But that doesn't get us all the way there. The missing, and most important ingredient is investor demand.
But the term “investor” is generous. Gold isn't an investment. It doesn't do anything. You can't earn rent on it and it doesn't pay dividends.
And so our investors are actually either hedgers, or speculators.
Traditionally, gold gives you a hedge against economic calamity. When economies crash, and your productive assets stop producing, gold is a safe place to hide your money and ride out the storm. When you're worried about inflation getting away from you and the currency collapsing, gold can serve as a store of value.
This is was drove the first leg of the GFC bull run. It seemed like there was a real possibility that the whole western economic model could come undone. Gold offered the only protection in town.
However, hedging demand was soon followed by speculator demand – those people who were making a bet that things would get worse before they got better, and that the price of gold would keep going up.
But the speculators drove things too far. The global economy still has issues, but it seems like we'll keep ‘muddling through' at worst, and if the brighter tone of data is anything to go by, we could actually see things pick up pretty quickly and get the whole show back on the road before you know it.
But the gold price had come to reflect an economic catastrophe that was never going to happen. According to research out of Societe Generale, recent gold prices implied US inflation of 45 per cent per annum for the next five years (not in your wildest dreams).
And everyone in the market it knew it. And with the speculators miles too long on gold, a lot of eyes were looking nervously to the exits.

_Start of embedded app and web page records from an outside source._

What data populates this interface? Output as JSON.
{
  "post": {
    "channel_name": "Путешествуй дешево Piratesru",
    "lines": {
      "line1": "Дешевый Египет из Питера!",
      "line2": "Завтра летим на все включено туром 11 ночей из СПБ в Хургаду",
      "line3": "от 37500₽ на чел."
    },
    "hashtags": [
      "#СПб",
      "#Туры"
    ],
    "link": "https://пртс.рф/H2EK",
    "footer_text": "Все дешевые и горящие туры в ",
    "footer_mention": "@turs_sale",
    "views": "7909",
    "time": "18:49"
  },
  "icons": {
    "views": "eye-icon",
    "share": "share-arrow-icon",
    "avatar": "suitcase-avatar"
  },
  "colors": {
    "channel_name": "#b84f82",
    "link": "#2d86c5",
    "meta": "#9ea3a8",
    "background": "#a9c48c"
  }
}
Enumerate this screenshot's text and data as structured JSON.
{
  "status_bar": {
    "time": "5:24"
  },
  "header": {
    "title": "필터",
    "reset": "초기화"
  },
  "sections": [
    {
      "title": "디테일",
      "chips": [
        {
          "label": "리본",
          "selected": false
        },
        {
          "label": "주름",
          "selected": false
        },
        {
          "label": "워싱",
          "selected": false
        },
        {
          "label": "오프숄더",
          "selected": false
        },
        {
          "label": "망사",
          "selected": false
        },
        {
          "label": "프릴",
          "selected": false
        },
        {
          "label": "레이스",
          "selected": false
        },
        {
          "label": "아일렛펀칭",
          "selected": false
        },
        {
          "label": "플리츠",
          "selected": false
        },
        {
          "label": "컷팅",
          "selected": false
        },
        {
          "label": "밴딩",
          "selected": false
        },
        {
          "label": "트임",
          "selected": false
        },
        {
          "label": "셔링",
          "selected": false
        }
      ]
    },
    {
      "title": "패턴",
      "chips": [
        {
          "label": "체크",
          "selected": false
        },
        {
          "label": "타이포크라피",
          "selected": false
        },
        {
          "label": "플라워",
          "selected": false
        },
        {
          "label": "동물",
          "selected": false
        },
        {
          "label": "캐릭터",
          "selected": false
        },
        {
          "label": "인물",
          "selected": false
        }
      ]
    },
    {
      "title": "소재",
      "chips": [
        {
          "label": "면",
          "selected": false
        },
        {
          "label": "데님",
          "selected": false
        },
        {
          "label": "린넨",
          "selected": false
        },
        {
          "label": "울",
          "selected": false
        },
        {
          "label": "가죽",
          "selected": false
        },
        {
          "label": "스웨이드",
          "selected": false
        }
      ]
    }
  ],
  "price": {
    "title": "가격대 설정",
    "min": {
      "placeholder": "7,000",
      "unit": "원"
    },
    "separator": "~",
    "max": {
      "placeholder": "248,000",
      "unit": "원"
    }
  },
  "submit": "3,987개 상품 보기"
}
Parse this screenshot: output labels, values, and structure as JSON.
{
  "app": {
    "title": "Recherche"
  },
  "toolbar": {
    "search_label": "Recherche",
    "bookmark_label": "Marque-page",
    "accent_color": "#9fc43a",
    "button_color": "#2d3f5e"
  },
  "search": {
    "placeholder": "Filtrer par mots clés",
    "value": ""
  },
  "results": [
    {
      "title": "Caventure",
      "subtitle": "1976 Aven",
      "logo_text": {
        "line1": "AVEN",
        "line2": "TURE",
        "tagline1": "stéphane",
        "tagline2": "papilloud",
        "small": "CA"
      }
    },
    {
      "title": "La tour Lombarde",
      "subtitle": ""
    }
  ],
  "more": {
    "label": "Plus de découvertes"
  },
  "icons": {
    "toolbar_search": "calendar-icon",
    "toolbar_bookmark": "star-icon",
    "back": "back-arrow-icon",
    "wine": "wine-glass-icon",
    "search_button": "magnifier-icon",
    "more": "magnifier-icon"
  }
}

And that's why there's no real good explanation for the current tank in gold prices. Maybe it was weak Chinese data, or something in the FOMC comments. But nothing comes close to satisfactorily explaining the huge drop in prices.
— except nervous speculators rushing for the exits. Classic herd behaviour.
The global economy is clearly coming out of the wilderness and banking on total economic collapse is a foolish bet. I reckon we could see gold prices fall a lot further yet.
But that's just the first phase of the great re balancing we're in the middle of.
In the second phase the defensive positions that have driven returns over the past few years will be completely unwound. Following the GFC, a lot of people pulled money out of the markets, and put it into gold or held it in cash.
However, now that the outlook is firmer, that money will start coming back into the market. We've already seen a lot of cash positions being unwound. Now we're seeing it in gold.
And as these defensive positions are unwound, it will drive up demand for those performance assets that have had a rough couple of years – stocks and property.
It's all going to generate massive momentum in returns. Stick with me and I'll show you how you can cash in and ride the shift of balance all the way to the bank.